Start of RECORDS FOR THE EXERCISE
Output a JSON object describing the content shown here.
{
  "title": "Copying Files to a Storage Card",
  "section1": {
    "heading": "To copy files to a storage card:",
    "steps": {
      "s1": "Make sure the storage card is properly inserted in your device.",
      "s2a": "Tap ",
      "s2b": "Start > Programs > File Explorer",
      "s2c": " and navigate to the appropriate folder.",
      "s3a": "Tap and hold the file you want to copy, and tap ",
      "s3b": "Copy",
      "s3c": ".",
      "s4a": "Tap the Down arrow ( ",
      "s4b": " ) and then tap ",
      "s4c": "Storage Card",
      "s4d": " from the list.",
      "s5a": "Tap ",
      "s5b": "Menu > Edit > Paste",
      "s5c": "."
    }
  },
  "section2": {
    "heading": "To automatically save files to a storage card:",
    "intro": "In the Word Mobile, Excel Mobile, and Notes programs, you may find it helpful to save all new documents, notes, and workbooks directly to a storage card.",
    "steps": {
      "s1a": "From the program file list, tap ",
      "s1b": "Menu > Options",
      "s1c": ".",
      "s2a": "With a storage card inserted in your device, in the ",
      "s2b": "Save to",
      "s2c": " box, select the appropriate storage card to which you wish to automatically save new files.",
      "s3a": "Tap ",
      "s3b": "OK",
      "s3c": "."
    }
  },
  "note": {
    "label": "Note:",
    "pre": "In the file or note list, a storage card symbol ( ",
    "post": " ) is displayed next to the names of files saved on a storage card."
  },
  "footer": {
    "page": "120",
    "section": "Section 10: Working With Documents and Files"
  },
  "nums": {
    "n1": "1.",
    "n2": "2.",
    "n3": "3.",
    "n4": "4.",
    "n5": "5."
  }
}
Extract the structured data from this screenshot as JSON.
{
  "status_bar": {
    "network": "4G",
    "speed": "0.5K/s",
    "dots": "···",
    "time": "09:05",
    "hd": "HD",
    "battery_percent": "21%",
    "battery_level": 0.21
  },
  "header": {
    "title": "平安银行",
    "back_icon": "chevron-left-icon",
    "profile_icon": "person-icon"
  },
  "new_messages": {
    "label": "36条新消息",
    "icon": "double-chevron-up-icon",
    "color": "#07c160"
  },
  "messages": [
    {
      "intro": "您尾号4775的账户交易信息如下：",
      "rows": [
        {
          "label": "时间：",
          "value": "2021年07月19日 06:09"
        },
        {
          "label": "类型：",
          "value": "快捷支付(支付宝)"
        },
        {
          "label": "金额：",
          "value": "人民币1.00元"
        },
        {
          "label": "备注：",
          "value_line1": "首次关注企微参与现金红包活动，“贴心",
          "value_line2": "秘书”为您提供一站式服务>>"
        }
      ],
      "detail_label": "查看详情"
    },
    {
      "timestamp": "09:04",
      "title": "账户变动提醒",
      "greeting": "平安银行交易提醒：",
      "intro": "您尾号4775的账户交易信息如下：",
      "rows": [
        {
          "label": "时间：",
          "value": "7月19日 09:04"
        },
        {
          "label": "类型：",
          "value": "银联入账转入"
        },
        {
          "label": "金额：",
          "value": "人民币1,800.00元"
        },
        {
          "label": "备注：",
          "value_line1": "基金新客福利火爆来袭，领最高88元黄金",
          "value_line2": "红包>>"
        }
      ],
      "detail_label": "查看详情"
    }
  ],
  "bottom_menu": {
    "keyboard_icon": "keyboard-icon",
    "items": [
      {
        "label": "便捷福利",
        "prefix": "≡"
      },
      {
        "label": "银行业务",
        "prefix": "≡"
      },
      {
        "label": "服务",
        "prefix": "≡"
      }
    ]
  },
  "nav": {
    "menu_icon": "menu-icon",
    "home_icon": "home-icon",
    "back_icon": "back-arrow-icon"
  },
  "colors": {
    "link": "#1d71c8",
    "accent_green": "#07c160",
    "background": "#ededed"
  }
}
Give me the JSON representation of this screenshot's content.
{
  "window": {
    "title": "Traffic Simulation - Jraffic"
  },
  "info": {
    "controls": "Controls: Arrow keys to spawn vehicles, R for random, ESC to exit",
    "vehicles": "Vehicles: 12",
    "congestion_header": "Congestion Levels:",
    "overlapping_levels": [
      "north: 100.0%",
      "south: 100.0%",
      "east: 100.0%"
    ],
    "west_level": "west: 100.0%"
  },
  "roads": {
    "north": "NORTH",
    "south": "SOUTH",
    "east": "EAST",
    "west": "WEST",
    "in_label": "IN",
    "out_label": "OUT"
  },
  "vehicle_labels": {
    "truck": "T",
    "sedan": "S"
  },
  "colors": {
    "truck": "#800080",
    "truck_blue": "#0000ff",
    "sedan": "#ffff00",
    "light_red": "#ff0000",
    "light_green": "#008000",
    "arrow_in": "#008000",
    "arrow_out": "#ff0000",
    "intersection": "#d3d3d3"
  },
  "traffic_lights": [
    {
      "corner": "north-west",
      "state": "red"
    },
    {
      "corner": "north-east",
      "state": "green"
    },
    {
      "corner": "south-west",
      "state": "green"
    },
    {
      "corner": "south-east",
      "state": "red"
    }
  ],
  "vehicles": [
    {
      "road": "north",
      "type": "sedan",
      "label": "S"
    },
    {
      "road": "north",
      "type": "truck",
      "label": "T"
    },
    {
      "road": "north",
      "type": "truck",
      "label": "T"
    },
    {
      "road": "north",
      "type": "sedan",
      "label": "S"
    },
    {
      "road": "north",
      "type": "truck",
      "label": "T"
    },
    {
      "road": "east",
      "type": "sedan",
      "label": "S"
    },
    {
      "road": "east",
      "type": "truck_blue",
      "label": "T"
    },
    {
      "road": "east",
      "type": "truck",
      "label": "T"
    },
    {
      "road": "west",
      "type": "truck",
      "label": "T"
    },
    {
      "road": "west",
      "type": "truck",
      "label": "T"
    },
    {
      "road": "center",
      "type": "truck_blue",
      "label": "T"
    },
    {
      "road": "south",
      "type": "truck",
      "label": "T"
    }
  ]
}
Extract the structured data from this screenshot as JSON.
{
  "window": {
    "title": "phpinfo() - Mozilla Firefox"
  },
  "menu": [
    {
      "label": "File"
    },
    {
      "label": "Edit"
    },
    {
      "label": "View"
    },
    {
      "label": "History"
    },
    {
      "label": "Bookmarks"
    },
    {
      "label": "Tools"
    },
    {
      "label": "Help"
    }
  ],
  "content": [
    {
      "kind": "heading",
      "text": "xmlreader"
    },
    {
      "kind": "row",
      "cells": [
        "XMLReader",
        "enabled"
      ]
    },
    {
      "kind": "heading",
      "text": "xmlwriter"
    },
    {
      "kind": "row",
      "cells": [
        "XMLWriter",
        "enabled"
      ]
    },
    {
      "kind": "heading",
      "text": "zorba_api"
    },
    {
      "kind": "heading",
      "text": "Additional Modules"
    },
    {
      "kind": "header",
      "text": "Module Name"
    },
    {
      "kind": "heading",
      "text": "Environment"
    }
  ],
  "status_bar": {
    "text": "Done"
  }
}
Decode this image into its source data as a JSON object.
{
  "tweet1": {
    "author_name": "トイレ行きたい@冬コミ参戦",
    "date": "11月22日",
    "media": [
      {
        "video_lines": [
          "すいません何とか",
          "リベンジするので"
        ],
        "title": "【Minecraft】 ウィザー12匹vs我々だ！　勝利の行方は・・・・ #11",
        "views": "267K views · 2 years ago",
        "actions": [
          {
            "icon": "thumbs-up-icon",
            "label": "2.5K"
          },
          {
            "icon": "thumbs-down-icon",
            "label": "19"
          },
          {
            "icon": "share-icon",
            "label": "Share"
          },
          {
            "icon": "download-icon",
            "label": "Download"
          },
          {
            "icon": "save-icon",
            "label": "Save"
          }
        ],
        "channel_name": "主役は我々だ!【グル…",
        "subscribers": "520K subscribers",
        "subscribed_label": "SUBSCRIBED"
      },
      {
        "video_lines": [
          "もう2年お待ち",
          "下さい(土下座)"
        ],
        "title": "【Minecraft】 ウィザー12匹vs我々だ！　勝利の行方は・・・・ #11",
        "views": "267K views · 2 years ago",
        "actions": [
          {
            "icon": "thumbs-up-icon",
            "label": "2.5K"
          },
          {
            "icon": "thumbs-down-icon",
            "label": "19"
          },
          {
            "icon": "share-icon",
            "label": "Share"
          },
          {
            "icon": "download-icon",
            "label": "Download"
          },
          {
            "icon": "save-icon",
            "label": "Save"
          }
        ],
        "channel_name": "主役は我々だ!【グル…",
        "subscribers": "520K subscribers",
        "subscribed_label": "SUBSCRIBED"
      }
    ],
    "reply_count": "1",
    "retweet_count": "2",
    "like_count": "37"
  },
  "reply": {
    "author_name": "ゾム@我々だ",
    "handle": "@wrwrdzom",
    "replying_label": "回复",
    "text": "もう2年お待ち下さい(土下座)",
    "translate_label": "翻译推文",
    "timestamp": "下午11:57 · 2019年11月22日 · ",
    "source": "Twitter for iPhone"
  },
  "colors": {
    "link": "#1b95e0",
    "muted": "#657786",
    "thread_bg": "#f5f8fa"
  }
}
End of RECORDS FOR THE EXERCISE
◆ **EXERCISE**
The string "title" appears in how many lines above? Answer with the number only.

◆ **OUTPUT OF THE TASK**
7